From Putman et al. 2000 , with permission. From Putman et al. 2000 , with permission. Figure 9.1 Four protein subfamilies of proton-dependent efflux pumps and the ATPase family of efflux pump in antibiotic resistance. (From Paulsen et al. 1996 , with permission.) Figure 9.1 Four protein subfamilies of proton-dependent efflux pumps and the ATPase family of efflux pump in antibiotic resistance. (From Paulsen et al. 1996 , with permission.) or the RND (resistance nodulation cell division) family,...

Natural and Producer Immunity versus Acquired Resistance

During the five to six decades that antibiotics have been in ever-widening therapeutic use, the development of antibiotic resistance has followed. The historical observations are that whenever a new antibiotic, broader-spectrum forms of an existing antibiotic, or a new class of antibiotics is introduced into widespread use in people, clinically significant resistance appears. It may be a matter of months penicillin resistance was detected as early as 1945 or it could take years vancomycin...

Antibiotics That Block DNA Replication and Repair the Quinolones

Anthrax Replication Table
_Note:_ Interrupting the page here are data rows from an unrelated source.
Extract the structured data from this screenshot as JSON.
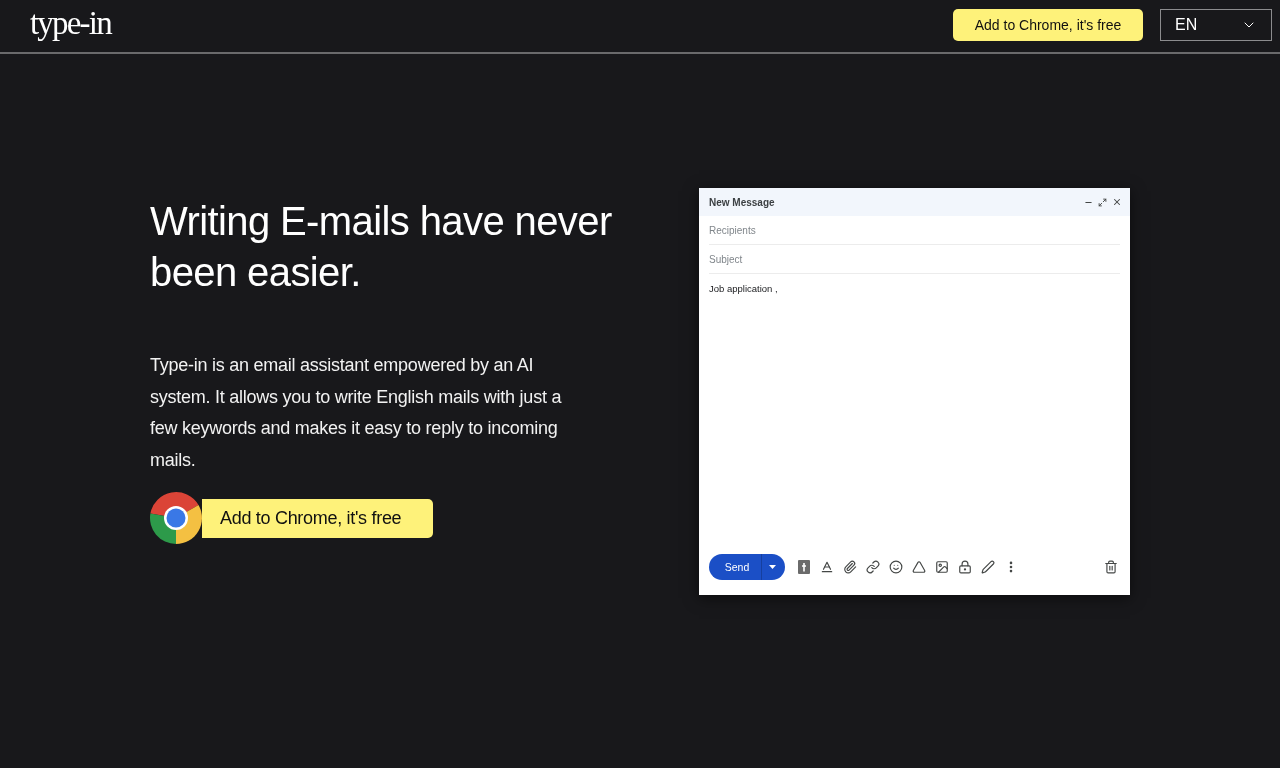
{
  "header": {
    "logo": "type-in",
    "cta_button": "Add to Chrome, it's free",
    "language_select": {
      "value": "EN"
    }
  },
  "hero": {
    "heading": "Writing E-mails have never been easier.",
    "description": "Type-in is an email assistant empowered by an AI system. It allows you to write English mails with just a few keywords and makes it easy to reply to incoming mails.",
    "cta_button": "Add to Chrome, it's free"
  },
  "compose_window": {
    "title": "New Message",
    "recipients": {
      "placeholder": "Recipients"
    },
    "subject": {
      "placeholder": "Subject"
    },
    "body": {
      "value": "Job application ,"
    },
    "send_button": "Send"
  }
}
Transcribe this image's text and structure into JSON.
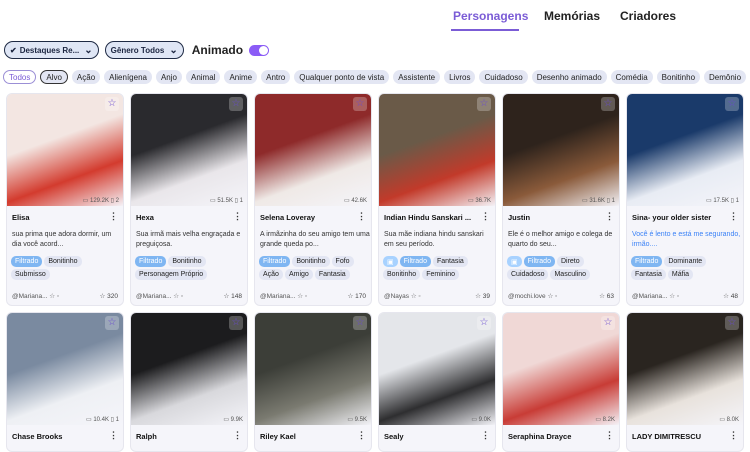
{
  "nav": {
    "tabs": [
      "Personagens",
      "Memórias",
      "Criadores"
    ]
  },
  "filters": {
    "featured": "Destaques Re...",
    "gender": "Gênero Todos",
    "animated_label": "Animado"
  },
  "tags": [
    "Todos",
    "Alvo",
    "Ação",
    "Alienígena",
    "Anjo",
    "Animal",
    "Anime",
    "Antro",
    "Qualquer ponto de vista",
    "Assistente",
    "Livros",
    "Cuidadoso",
    "Desenho animado",
    "Comédia",
    "Bonitinho",
    "Demônio",
    "De"
  ],
  "cards": [
    {
      "name": "Elisa",
      "stat": "129.2K",
      "count": "2",
      "desc": "sua prima que adora dormir, um dia você acord...",
      "tags": [
        "Filtrado",
        "Bonitinho",
        "Submisso"
      ],
      "author": "@Mariana...",
      "likes": "320",
      "colors": [
        "#f3e6e2",
        "#d33b2e"
      ]
    },
    {
      "name": "Hexa",
      "stat": "51.5K",
      "count": "1",
      "desc": "Sua irmã mais velha engraçada e preguiçosa.",
      "tags": [
        "Filtrado",
        "Bonitinho",
        "Personagem Próprio"
      ],
      "author": "@Mariana...",
      "likes": "148",
      "colors": [
        "#2a2a2e",
        "#e9e6ea"
      ]
    },
    {
      "name": "Selena Loveray",
      "stat": "42.6K",
      "count": "",
      "desc": "A irmãzinha do seu amigo tem uma grande queda po...",
      "tags": [
        "Filtrado",
        "Bonitinho",
        "Fofo",
        "Ação",
        "Amigo",
        "Fantasia"
      ],
      "author": "@Mariana...",
      "likes": "170",
      "colors": [
        "#8e2a2a",
        "#efe9e6"
      ]
    },
    {
      "name": "Indian Hindu Sanskari ...",
      "stat": "36.7K",
      "count": "",
      "desc": "Sua mãe indiana hindu sanskari em seu período.",
      "tags": [
        "Filtrado",
        "Fantasia",
        "Bonitinho",
        "Feminino"
      ],
      "author": "@Nayas",
      "likes": "39",
      "colors": [
        "#6a5a48",
        "#c23a2a"
      ]
    },
    {
      "name": "Justin",
      "stat": "31.6K",
      "count": "1",
      "desc": "Ele é o melhor amigo e colega de quarto do seu...",
      "tags": [
        "Filtrado",
        "Direto",
        "Cuidadoso",
        "Masculino"
      ],
      "author": "@mochi.love",
      "likes": "63",
      "colors": [
        "#2e231c",
        "#8a5a3a"
      ]
    },
    {
      "name": "Sina- your older sister",
      "stat": "17.5K",
      "count": "1",
      "desc": "Você é lento e está me segurando, irmão....",
      "tags": [
        "Filtrado",
        "Dominante",
        "Fantasia",
        "Máfia"
      ],
      "author": "@Mariana...",
      "likes": "48",
      "colors": [
        "#1a3a6a",
        "#e8ecf4"
      ]
    },
    {
      "name": "Chase Brooks",
      "stat": "10.4K",
      "count": "1",
      "colors": [
        "#7a8aa0",
        "#eef0f4"
      ]
    },
    {
      "name": "Ralph",
      "stat": "9.9K",
      "count": "",
      "colors": [
        "#1c1c1e",
        "#d8d8dc"
      ]
    },
    {
      "name": "Riley Kael",
      "stat": "9.5K",
      "count": "",
      "colors": [
        "#3c3e38",
        "#7a7a70"
      ]
    },
    {
      "name": "Sealy",
      "stat": "9.0K",
      "count": "",
      "colors": [
        "#e4e6ea",
        "#2e2e30"
      ]
    },
    {
      "name": "Seraphina Drayce",
      "stat": "8.2K",
      "count": "",
      "colors": [
        "#f0d8d6",
        "#c83c36"
      ]
    },
    {
      "name": "LADY DIMITRESCU",
      "stat": "8.0K",
      "count": "",
      "colors": [
        "#2a2520",
        "#e8e2dc"
      ]
    }
  ]
}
The third major functional grouping of antibiotics are those that block DNA replication and repair. The figure on the facing page highlights the relevant subsection of Fig. 2.2 and the inhibition of DNA and RNA synthesis by the quinolone and rifamycin classes of antibacterial drugs. The rifamycin class of peptide polyketide antibiotics are taken up in the next chapter. DNA gyrase as a target of quinolones and coumarins Inhibition of DNA replication and repair enzymes would seem a logical target...